The military ships themselves are actually split into four different sizes, and adding to that there are military stations of different sizes and such. There is a fairly involved ship designer that mainly allows you to customize your military ships in interesting ways. There are weapons hard-points and utility slots of various sizes, as well as entire different ship sections that can be mixed and matched according to your needs.

One of the “Win States” for Stellaris is to conquer the majority of the galaxy. What types of mechanics does the game have to keep the player interest when his or her empire is overwhelmingly more powerful than enemy forces?

This is a really interesting question! It’s a kind of built-in problem with most strategy games. In the main, we’ve taken a two-pronged approach: First, we have rather complex internal mechanics where your population can start causing problems and organizing into troublesome political Factions that you need to manage. If you don’t, it can lead to civil wars and secession. Secondly, there is an increasing risk of a major galactic crisis as the various empires start researching and using very advanced technologies. On a related note, the level of micro-management remains fairly constant throughout the game thanks to a mechanic we’ve borrowed from CKII; you cannot control all planets directly. In the same way that you need to rely on vassal rulers in CKII, you need to assign planets to Administrative Sectors in Stellaris.

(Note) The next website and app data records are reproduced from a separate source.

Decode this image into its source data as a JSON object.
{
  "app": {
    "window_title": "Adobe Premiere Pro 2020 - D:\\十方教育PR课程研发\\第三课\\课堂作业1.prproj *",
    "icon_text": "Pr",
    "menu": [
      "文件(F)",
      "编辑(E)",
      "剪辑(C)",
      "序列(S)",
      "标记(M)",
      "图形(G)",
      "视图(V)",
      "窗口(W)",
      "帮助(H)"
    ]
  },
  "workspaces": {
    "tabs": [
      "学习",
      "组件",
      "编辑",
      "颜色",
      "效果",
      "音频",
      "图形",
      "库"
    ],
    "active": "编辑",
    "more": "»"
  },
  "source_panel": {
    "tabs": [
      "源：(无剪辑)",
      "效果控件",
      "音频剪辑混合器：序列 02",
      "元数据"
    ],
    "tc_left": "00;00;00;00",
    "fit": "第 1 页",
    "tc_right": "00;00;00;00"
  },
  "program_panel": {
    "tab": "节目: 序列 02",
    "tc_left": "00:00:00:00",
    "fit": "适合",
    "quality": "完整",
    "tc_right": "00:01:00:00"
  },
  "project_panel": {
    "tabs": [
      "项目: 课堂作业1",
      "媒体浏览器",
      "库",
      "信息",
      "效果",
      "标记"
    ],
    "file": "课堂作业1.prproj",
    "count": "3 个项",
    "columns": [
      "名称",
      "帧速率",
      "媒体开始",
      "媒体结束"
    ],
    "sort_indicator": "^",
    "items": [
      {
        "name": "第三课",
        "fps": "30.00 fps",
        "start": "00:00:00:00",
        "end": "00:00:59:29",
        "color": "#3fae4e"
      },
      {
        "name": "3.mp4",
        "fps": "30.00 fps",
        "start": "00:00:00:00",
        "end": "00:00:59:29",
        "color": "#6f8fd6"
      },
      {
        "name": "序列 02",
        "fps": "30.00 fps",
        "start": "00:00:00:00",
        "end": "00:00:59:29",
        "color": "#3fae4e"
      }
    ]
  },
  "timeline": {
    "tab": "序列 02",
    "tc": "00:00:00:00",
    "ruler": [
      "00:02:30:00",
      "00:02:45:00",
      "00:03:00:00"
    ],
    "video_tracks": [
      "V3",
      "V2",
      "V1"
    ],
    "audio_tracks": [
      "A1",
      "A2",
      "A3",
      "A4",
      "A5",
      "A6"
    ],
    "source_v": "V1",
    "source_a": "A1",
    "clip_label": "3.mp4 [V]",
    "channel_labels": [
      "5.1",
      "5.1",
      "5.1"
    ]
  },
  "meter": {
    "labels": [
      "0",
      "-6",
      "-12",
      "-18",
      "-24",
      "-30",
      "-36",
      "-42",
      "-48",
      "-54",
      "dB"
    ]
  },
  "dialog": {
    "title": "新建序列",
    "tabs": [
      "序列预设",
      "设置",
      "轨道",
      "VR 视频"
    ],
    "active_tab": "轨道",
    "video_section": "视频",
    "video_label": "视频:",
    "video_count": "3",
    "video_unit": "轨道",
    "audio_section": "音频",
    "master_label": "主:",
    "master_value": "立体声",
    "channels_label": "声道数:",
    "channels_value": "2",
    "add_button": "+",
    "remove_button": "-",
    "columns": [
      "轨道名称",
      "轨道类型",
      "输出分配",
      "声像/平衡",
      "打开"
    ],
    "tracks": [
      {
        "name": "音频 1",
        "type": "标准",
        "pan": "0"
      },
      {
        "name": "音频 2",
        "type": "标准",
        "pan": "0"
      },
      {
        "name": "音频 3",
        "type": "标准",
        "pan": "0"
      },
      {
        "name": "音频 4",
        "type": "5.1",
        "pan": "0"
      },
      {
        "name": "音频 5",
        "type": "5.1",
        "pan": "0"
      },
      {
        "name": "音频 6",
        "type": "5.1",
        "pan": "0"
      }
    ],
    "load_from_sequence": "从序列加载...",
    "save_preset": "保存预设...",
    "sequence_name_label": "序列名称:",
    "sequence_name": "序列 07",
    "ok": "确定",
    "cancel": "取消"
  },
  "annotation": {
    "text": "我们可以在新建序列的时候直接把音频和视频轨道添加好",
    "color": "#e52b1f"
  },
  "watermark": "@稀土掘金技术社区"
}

Stellaris seems like an extremely complex RTS. How long does an average game take to complete?

That is actually a surprisingly difficult question to answer. It depends on the size of the galaxy, how much you tend to pause the game to think and give orders, and what speed you’re running at. In general though, it is slower paced and will take longer to play through than most similar games.

Are there any hidden threats that come from outside of the assortment of rival empires? Are there any that are extinction level events that occur in the early to mid-game?

There are plenty of special encounters in the early-to-mid game, some that could definitely pose a real threat to fledgling empires…

Are there any consistent storylines that are followed (ancient extinct races and lore) into other playthroughs, or is every new session given its own personal path to uncover?

There are several possible backstories like that which you might see again, though sometimes with variations. This is an area of the game that I’d love to develop further in some future expansion.


When is the earliest players could get their hands on Stellaris and explore and conquer the universe?

Apart from our closed beta testers… May 9th, when the game is released.

Your studio previously specified that there would be some types of super weapons in future DLC. Is there a possibility of seeing any iconic galaxies or space empires that scifi fans would recognize?

It will be quite possible for modders to make total conversions, changing the setting of the game to whatever they want. We are great believers in moddability and in exposing as much of the underlying assets and logic to the community as we can…

Are there any words of encouragement you might have for people who want to develop great strategy games like Stellaris?

Well, things have gotten easier for Indie developers in these days of crowdfunding and digital distribution. PR is really important if you want to get funding, obviously, so get the buzz going and don’t aim too high to begin with. Get your core gameplay right, show it off, talk about all the other cool things you want to add, get people to fund you and evolve from there. Rome wasn’t built in a day.

Are there any important thoughts about Stellaris that you would like to add in order give our readers more to look forward to?

Our plan is for Stellaris to become the next EUIV, with the same kind of life cycle and long tail of updates and expansions, and the possibilities are endless…